Prompt. Word for word, restate the entries that follow.

Given entries.
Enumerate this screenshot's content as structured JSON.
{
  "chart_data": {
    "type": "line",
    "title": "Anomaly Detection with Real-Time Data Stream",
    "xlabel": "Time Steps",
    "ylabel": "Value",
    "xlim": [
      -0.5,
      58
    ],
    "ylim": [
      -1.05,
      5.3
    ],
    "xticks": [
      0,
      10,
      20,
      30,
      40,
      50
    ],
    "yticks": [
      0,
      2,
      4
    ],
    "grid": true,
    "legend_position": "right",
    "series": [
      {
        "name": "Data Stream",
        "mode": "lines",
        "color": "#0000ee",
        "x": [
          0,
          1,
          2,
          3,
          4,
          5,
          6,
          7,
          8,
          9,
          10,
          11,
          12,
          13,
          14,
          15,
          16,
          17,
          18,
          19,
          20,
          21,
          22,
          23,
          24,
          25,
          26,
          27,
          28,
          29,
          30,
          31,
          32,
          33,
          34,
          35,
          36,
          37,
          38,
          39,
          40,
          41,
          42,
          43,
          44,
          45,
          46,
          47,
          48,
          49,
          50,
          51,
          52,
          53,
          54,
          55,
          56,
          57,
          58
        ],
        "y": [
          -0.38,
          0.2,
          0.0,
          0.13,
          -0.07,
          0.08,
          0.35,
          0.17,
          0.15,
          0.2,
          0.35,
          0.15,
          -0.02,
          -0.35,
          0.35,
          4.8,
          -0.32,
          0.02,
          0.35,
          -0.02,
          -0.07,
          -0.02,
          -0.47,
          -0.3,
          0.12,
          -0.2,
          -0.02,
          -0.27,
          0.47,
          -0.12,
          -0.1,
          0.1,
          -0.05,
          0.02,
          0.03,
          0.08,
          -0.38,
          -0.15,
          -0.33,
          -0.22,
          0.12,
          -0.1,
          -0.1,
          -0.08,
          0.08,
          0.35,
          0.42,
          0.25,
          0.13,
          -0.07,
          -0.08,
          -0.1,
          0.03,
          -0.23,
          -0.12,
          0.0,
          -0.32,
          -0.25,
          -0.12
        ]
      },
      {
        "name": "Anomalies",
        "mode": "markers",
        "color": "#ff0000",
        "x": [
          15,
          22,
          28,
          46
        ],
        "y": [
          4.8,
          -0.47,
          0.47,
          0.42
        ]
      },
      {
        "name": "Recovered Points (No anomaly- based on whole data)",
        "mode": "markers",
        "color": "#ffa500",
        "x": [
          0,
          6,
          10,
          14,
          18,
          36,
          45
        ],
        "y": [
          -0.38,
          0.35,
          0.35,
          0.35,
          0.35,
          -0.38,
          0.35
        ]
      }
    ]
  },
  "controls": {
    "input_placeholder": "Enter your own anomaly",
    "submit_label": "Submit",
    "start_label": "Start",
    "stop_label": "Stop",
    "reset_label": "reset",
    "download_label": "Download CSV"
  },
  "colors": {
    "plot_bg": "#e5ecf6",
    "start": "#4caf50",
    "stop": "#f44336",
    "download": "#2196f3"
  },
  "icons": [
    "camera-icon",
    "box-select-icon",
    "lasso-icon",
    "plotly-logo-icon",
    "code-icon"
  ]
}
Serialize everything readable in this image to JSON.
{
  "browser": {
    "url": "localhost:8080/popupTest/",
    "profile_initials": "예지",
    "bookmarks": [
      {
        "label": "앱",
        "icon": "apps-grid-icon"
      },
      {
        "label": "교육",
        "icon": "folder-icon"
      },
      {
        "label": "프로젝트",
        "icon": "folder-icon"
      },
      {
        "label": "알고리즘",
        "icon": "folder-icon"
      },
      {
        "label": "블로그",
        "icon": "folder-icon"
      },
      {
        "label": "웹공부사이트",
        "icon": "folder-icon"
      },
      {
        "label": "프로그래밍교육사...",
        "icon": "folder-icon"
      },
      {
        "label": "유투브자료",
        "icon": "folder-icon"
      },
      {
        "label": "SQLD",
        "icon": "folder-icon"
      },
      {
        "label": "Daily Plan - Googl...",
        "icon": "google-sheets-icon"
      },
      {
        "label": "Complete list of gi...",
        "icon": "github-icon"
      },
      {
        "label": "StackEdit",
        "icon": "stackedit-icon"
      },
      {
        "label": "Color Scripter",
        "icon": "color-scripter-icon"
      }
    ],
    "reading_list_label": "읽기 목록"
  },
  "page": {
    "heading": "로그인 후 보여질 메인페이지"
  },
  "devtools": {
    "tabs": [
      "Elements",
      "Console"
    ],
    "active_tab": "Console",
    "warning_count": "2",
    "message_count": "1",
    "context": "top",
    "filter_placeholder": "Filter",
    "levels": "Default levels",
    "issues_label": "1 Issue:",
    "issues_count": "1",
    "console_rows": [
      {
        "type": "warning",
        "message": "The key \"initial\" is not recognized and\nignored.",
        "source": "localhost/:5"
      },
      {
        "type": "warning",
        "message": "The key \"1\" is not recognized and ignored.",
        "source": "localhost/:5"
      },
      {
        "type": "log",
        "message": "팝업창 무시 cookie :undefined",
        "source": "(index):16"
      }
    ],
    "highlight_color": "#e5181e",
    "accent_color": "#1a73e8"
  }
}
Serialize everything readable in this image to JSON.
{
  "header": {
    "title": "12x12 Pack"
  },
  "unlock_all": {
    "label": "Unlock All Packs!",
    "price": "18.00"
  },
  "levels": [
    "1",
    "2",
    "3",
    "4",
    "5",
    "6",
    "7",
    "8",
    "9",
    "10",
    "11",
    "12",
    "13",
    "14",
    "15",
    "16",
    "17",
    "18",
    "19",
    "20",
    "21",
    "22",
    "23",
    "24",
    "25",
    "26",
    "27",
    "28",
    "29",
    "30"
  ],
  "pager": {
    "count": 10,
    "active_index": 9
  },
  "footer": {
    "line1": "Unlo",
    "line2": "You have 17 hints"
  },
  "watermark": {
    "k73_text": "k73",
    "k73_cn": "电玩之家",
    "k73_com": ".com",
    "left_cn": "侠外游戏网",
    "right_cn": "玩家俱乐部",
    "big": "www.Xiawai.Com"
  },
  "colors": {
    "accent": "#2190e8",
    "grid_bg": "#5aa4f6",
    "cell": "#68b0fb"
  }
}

Your response.
Enumerate this screenshot's content as structured JSON.
{
  "chart_data": {
    "type": "line",
    "title": "Anomaly Detection with Real-Time Data Stream",
    "xlabel": "Time Steps",
    "ylabel": "Value",
    "xlim": [
      -0.5,
      58
    ],
    "ylim": [
      -1.05,
      5.3
    ],
    "xticks": [
      0,
      10,
      20,
      30,
      40,
      50
    ],
    "yticks": [
      0,
      2,
      4
    ],
    "grid": true,
    "legend_position": "right",
    "series": [
      {
        "name": "Data Stream",
        "mode": "lines",
        "color": "#0000ee",
        "x": [
          0,
          1,
          2,
          3,
          4,
          5,
          6,
          7,
          8,
          9,
          10,
          11,
          12,
          13,
          14,
          15,
          16,
          17,
          18,
          19,
          20,
          21,
          22,
          23,
          24,
          25,
          26,
          27,
          28,
          29,
          30,
          31,
          32,
          33,
          34,
          35,
          36,
          37,
          38,
          39,
          40,
          41,
          42,
          43,
          44,
          45,
          46,
          47,
          48,
          49,
          50,
          51,
          52,
          53,
          54,
          55,
          56,
          57,
          58
        ],
        "y": [
          -0.38,
          0.2,
          0.0,
          0.13,
          -0.07,
          0.08,
          0.35,
          0.17,
          0.15,
          0.2,
          0.35,
          0.15,
          -0.02,
          -0.35,
          0.35,
          4.8,
          -0.32,
          0.02,
          0.35,
          -0.02,
          -0.07,
          -0.02,
          -0.47,
          -0.3,
          0.12,
          -0.2,
          -0.02,
          -0.27,
          0.47,
          -0.12,
          -0.1,
          0.1,
          -0.05,
          0.02,
          0.03,
          0.08,
          -0.38,
          -0.15,
          -0.33,
          -0.22,
          0.12,
          -0.1,
          -0.1,
          -0.08,
          0.08,
          0.35,
          0.42,
          0.25,
          0.13,
          -0.07,
          -0.08,
          -0.1,
          0.03,
          -0.23,
          -0.12,
          0.0,
          -0.32,
          -0.25,
          -0.12
        ]
      },
      {
        "name": "Anomalies",
        "mode": "markers",
        "color": "#ff0000",
        "x": [
          15,
          22,
          28,
          46
        ],
        "y": [
          4.8,
          -0.47,
          0.47,
          0.42
        ]
      },
      {
        "name": "Recovered Points (No anomaly- based on whole data)",
        "mode": "markers",
        "color": "#ffa500",
        "x": [
          0,
          6,
          10,
          14,
          18,
          36,
          45
        ],
        "y": [
          -0.38,
          0.35,
          0.35,
          0.35,
          0.35,
          -0.38,
          0.35
        ]
      }
    ]
  },
  "controls": {
    "input_placeholder": "Enter your own anomaly",
    "submit_label": "Submit",
    "start_label": "Start",
    "stop_label": "Stop",
    "reset_label": "reset",
    "download_label": "Download CSV"
  },
  "colors": {
    "plot_bg": "#e5ecf6",
    "start": "#4caf50",
    "stop": "#f44336",
    "download": "#2196f3"
  },
  "icons": [
    "camera-icon",
    "box-select-icon",
    "lasso-icon",
    "plotly-logo-icon",
    "code-icon"
  ]
}
Serialize everything readable in this image to JSON.
{
  "browser": {
    "url": "localhost:8080/popupTest/",
    "profile_initials": "예지",
    "bookmarks": [
      {
        "label": "앱",
        "icon": "apps-grid-icon"
      },
      {
        "label": "교육",
        "icon": "folder-icon"
      },
      {
        "label": "프로젝트",
        "icon": "folder-icon"
      },
      {
        "label": "알고리즘",
        "icon": "folder-icon"
      },
      {
        "label": "블로그",
        "icon": "folder-icon"
      },
      {
        "label": "웹공부사이트",
        "icon": "folder-icon"
      },
      {
        "label": "프로그래밍교육사...",
        "icon": "folder-icon"
      },
      {
        "label": "유투브자료",
        "icon": "folder-icon"
      },
      {
        "label": "SQLD",
        "icon": "folder-icon"
      },
      {
        "label": "Daily Plan - Googl...",
        "icon": "google-sheets-icon"
      },
      {
        "label": "Complete list of gi...",
        "icon": "github-icon"
      },
      {
        "label": "StackEdit",
        "icon": "stackedit-icon"
      },
      {
        "label": "Color Scripter",
        "icon": "color-scripter-icon"
      }
    ],
    "reading_list_label": "읽기 목록"
  },
  "page": {
    "heading": "로그인 후 보여질 메인페이지"
  },
  "devtools": {
    "tabs": [
      "Elements",
      "Console"
    ],
    "active_tab": "Console",
    "warning_count": "2",
    "message_count": "1",
    "context": "top",
    "filter_placeholder": "Filter",
    "levels": "Default levels",
    "issues_label": "1 Issue:",
    "issues_count": "1",
    "console_rows": [
      {
        "type": "warning",
        "message": "The key \"initial\" is not recognized and\nignored.",
        "source": "localhost/:5"
      },
      {
        "type": "warning",
        "message": "The key \"1\" is not recognized and ignored.",
        "source": "localhost/:5"
      },
      {
        "type": "log",
        "message": "팝업창 무시 cookie :undefined",
        "source": "(index):16"
      }
    ],
    "highlight_color": "#e5181e",
    "accent_color": "#1a73e8"
  }
}
Serialize everything readable in this image to JSON.
{
  "header": {
    "title": "12x12 Pack"
  },
  "unlock_all": {
    "label": "Unlock All Packs!",
    "price": "18.00"
  },
  "levels": [
    "1",
    "2",
    "3",
    "4",
    "5",
    "6",
    "7",
    "8",
    "9",
    "10",
    "11",
    "12",
    "13",
    "14",
    "15",
    "16",
    "17",
    "18",
    "19",
    "20",
    "21",
    "22",
    "23",
    "24",
    "25",
    "26",
    "27",
    "28",
    "29",
    "30"
  ],
  "pager": {
    "count": 10,
    "active_index": 9
  },
  "footer": {
    "line1": "Unlo",
    "line2": "You have 17 hints"
  },
  "watermark": {
    "k73_text": "k73",
    "k73_cn": "电玩之家",
    "k73_com": ".com",
    "left_cn": "侠外游戏网",
    "right_cn": "玩家俱乐部",
    "big": "www.Xiawai.Com"
  },
  "colors": {
    "accent": "#2190e8",
    "grid_bg": "#5aa4f6",
    "cell": "#68b0fb"
  }
}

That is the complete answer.